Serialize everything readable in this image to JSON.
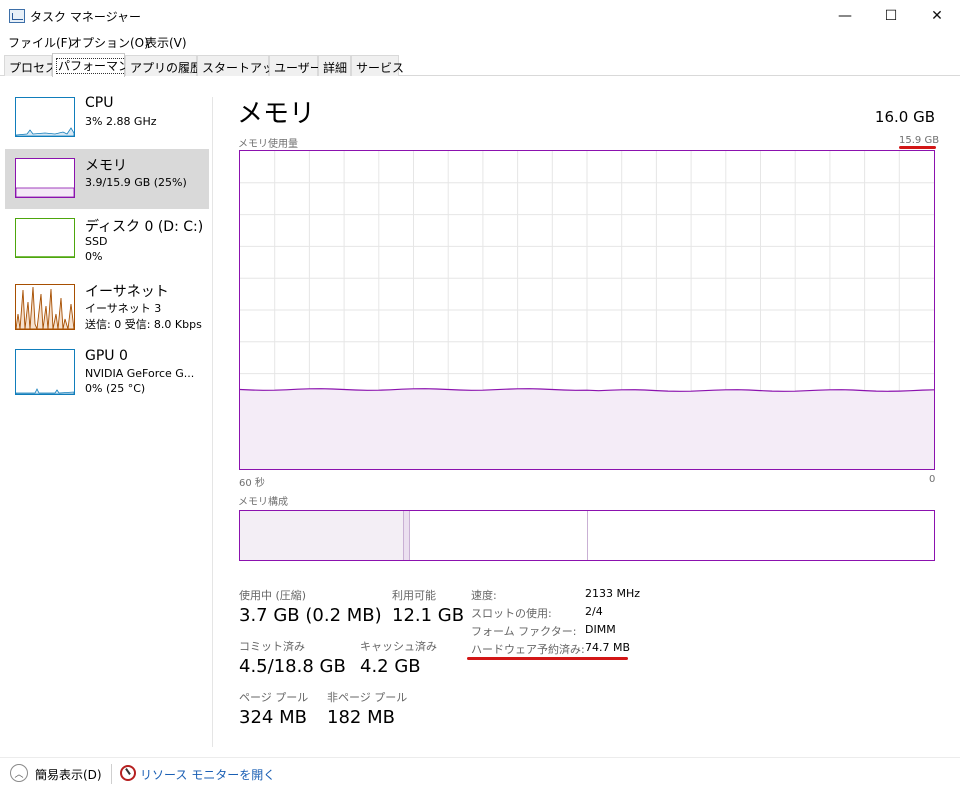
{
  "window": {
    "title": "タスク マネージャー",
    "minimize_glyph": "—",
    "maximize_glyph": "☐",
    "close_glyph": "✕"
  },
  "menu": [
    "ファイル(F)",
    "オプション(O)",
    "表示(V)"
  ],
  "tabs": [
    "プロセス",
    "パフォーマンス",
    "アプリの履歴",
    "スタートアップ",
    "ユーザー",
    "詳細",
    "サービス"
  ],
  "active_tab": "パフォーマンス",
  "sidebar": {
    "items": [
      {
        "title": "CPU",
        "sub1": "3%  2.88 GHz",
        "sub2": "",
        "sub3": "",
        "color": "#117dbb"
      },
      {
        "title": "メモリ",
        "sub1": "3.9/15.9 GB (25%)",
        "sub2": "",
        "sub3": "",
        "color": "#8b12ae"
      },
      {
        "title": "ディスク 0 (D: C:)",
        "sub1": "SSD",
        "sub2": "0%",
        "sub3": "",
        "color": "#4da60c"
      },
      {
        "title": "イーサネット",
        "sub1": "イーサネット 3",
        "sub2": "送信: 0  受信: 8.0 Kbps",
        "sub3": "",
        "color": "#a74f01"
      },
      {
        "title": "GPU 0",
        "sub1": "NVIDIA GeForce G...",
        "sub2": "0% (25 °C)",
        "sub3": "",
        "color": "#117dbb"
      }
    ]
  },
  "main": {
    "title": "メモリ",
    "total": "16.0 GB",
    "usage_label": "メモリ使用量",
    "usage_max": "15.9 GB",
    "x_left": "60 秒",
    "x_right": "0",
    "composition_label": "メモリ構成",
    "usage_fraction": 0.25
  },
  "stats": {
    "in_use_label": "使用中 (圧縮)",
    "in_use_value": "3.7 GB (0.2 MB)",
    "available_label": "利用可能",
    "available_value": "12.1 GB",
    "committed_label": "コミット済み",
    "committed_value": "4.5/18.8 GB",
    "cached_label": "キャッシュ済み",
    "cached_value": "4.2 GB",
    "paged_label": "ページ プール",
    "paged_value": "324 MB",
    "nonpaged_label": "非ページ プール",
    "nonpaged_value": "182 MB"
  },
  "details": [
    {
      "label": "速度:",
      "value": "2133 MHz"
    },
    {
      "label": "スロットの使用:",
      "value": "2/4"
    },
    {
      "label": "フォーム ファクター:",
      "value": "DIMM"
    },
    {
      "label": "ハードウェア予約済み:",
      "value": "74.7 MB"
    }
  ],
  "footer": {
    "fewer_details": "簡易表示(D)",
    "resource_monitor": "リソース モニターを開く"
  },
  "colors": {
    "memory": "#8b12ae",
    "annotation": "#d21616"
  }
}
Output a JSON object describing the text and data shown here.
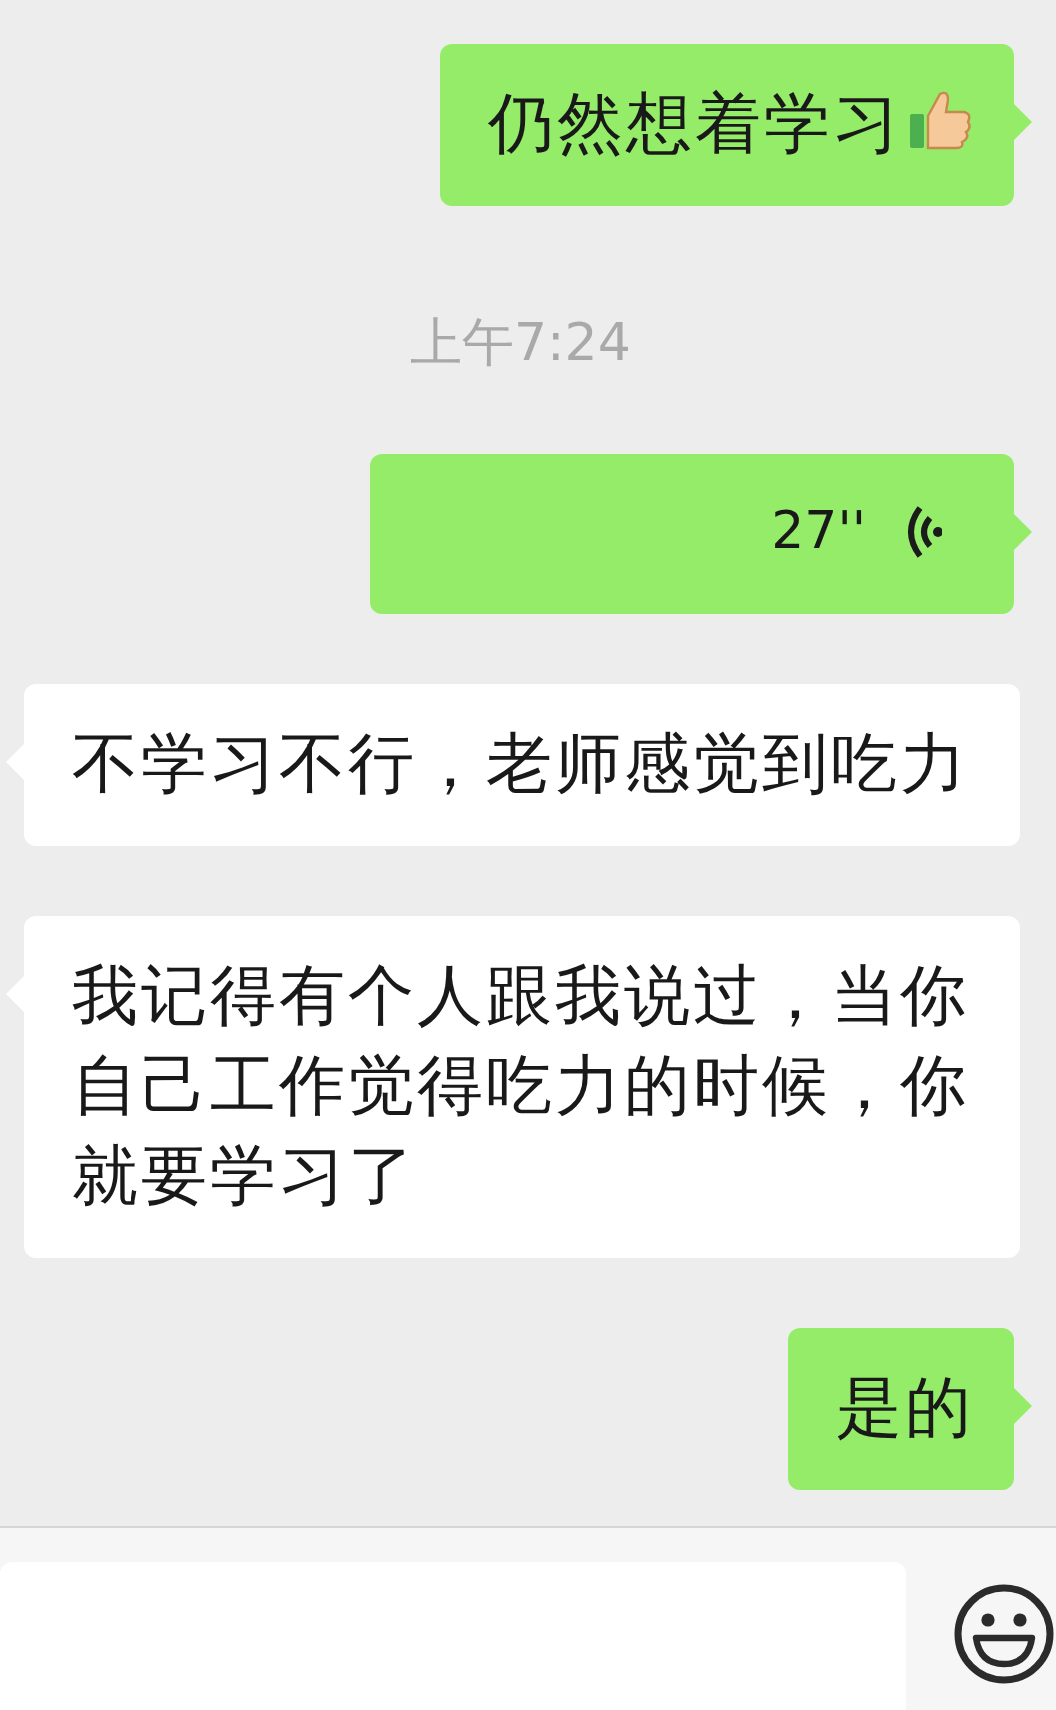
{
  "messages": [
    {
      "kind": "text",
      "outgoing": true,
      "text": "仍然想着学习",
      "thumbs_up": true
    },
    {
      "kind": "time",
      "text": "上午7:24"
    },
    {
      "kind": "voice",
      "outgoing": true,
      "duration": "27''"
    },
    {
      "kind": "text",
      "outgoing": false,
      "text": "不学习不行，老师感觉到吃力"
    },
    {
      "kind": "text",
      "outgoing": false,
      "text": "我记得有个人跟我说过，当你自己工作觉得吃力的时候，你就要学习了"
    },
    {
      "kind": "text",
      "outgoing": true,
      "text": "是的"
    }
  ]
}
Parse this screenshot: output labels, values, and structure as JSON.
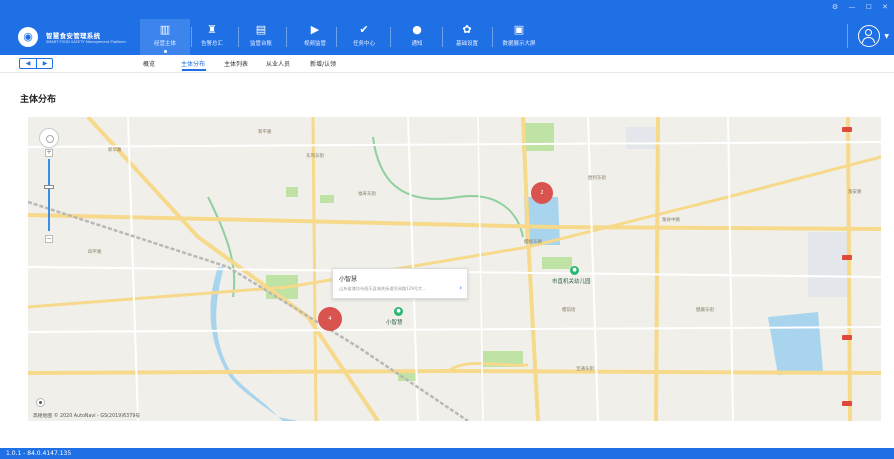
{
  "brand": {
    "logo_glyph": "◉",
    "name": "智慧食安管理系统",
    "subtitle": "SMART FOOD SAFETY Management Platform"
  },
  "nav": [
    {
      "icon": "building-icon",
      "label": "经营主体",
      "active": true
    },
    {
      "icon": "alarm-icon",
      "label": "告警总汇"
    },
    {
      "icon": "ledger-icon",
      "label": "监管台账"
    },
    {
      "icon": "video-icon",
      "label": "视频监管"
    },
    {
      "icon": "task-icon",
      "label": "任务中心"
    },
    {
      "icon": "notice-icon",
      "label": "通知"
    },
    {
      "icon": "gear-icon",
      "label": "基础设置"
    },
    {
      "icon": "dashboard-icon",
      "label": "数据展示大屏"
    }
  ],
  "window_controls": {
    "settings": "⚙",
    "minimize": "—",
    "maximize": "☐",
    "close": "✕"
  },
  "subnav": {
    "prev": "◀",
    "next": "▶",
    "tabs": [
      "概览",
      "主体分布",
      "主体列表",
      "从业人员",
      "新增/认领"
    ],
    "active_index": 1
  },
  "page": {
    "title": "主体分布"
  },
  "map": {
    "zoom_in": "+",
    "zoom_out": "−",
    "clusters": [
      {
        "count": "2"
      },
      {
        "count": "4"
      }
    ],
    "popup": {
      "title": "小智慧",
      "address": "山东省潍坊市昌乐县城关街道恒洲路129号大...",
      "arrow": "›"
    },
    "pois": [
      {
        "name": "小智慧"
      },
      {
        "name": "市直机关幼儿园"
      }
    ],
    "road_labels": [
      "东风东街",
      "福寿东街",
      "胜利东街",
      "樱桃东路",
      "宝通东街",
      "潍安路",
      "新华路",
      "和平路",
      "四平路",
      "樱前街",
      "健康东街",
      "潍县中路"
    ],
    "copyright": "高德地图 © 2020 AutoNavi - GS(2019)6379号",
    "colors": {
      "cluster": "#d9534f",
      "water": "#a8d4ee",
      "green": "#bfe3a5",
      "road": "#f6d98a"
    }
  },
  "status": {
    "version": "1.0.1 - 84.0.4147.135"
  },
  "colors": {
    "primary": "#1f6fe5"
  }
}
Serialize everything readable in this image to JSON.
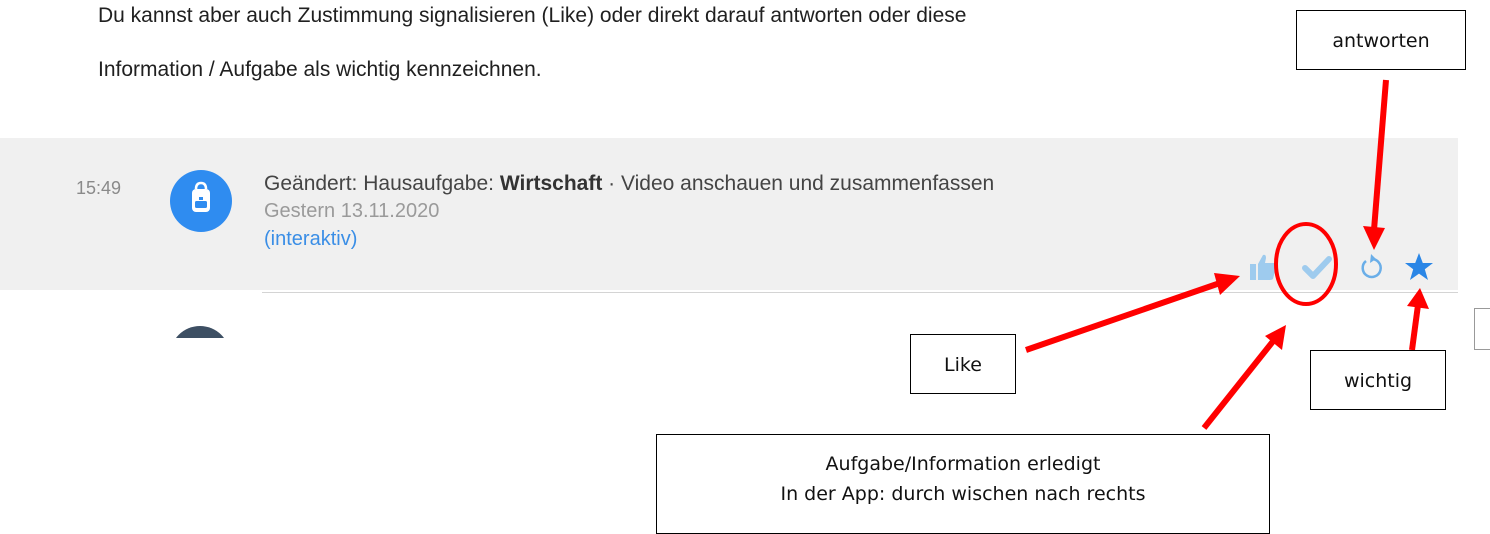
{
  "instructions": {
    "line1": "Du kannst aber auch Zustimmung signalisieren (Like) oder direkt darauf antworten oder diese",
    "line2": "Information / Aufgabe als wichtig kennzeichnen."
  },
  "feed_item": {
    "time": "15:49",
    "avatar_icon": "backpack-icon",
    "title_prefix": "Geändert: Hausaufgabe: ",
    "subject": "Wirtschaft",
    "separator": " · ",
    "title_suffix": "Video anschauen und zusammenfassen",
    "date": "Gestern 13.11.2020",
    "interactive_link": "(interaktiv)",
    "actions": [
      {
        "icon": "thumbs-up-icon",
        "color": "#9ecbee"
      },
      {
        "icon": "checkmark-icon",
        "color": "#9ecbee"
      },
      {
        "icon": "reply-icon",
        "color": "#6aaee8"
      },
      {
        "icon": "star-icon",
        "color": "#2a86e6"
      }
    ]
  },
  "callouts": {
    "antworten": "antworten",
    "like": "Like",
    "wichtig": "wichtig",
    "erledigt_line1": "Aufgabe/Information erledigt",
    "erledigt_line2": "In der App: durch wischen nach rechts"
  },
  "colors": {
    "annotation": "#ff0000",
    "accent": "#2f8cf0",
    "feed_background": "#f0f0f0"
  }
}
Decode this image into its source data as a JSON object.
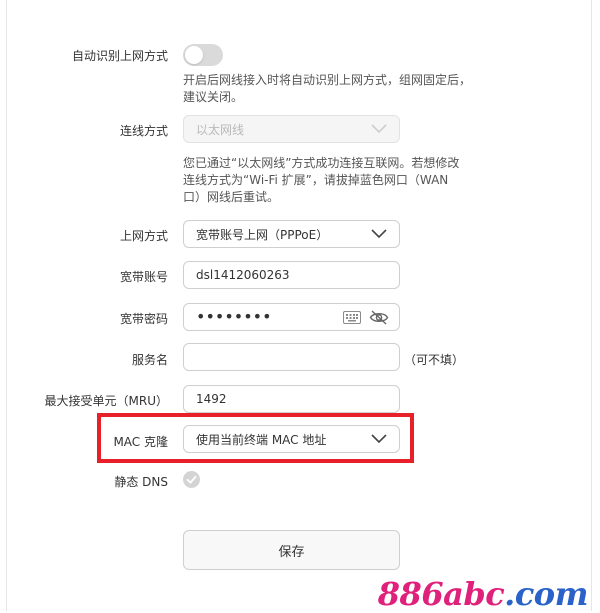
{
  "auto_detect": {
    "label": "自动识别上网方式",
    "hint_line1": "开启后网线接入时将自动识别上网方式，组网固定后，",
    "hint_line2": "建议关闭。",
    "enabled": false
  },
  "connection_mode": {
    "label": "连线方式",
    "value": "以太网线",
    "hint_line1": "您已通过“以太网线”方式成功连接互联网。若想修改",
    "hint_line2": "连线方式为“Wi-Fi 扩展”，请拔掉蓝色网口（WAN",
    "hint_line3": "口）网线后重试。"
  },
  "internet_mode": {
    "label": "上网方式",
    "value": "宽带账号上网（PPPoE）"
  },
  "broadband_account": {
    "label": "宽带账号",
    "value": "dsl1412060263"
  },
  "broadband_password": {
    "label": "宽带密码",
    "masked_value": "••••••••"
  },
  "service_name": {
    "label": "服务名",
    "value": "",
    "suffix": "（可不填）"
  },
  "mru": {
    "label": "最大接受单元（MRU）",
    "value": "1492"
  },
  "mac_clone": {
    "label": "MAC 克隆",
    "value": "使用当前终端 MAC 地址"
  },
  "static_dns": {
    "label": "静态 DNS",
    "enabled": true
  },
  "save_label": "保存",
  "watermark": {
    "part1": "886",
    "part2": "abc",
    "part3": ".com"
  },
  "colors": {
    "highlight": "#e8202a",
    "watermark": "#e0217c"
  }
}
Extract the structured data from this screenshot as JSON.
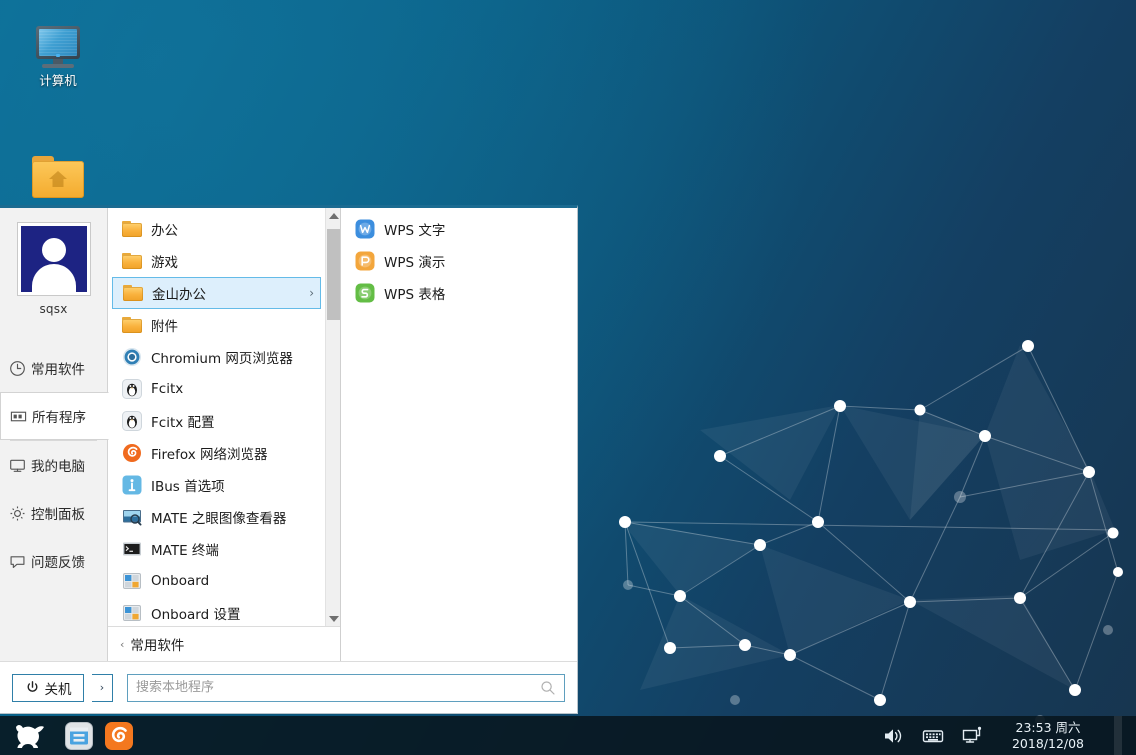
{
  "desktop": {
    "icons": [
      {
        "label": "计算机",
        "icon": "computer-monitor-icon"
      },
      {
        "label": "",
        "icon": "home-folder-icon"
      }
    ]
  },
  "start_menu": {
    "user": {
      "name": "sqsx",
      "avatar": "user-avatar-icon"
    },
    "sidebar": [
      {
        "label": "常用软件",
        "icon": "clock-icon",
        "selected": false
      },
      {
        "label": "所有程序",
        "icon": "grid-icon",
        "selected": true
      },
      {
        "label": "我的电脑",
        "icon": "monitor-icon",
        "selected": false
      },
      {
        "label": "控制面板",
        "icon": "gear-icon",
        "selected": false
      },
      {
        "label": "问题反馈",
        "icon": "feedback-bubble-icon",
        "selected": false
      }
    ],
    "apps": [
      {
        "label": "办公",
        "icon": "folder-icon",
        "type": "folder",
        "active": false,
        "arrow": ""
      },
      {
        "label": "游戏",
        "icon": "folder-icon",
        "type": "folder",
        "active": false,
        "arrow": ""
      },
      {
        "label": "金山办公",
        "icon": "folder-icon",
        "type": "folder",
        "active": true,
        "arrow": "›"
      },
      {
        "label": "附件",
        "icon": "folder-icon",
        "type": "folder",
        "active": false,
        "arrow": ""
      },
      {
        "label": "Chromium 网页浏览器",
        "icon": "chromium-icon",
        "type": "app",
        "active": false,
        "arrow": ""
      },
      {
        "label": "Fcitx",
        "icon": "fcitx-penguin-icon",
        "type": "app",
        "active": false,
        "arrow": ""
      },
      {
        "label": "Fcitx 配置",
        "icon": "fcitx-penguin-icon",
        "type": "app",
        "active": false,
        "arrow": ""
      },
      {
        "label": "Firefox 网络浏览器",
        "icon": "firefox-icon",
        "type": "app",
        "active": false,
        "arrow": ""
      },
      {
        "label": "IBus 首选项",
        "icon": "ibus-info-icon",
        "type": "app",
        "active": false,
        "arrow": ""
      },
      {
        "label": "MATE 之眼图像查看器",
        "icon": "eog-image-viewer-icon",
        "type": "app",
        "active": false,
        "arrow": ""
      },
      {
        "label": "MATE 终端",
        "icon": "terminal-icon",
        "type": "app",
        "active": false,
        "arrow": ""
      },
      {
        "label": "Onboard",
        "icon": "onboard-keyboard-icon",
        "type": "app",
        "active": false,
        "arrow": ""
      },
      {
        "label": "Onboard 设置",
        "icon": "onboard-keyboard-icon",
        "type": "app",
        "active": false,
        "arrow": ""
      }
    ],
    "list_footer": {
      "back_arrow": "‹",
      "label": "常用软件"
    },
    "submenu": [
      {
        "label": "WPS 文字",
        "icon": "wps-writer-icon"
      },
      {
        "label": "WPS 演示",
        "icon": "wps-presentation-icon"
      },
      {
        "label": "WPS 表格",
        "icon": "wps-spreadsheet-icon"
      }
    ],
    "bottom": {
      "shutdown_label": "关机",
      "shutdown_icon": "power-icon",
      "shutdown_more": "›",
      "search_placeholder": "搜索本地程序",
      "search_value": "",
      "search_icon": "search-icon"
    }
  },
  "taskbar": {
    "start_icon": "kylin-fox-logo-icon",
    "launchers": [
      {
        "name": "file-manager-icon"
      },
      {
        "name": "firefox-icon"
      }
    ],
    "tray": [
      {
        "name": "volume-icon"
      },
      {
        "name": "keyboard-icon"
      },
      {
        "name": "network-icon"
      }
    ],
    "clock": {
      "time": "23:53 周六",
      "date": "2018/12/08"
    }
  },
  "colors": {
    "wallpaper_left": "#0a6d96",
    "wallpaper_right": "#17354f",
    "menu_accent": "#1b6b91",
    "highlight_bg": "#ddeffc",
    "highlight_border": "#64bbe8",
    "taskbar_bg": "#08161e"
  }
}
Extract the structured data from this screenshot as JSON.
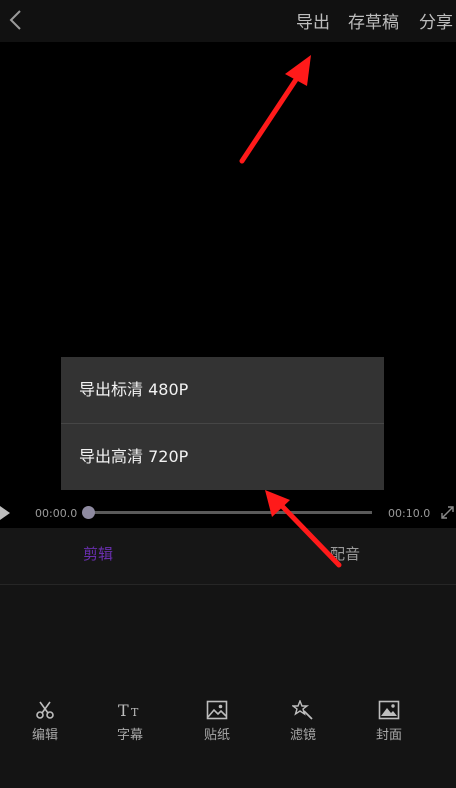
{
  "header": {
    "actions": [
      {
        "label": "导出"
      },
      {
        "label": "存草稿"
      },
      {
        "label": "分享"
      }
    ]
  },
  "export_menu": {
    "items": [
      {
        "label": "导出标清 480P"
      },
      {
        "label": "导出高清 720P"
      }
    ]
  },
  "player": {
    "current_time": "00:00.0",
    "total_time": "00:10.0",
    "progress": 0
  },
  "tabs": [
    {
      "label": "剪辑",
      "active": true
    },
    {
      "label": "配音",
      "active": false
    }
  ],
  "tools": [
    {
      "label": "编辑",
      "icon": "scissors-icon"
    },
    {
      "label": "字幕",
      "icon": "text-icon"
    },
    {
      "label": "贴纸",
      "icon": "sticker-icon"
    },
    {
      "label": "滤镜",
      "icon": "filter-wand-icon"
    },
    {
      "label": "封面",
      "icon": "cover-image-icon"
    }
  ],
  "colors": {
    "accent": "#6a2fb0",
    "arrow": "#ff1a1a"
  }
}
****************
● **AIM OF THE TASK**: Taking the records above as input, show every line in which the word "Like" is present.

● **SOLUTION FOR THIS PROBLEM**:
    "line1": "Du kannst aber auch Zustimmung signalisieren (Like) oder direkt darauf antworten oder diese",
    "like": "Like",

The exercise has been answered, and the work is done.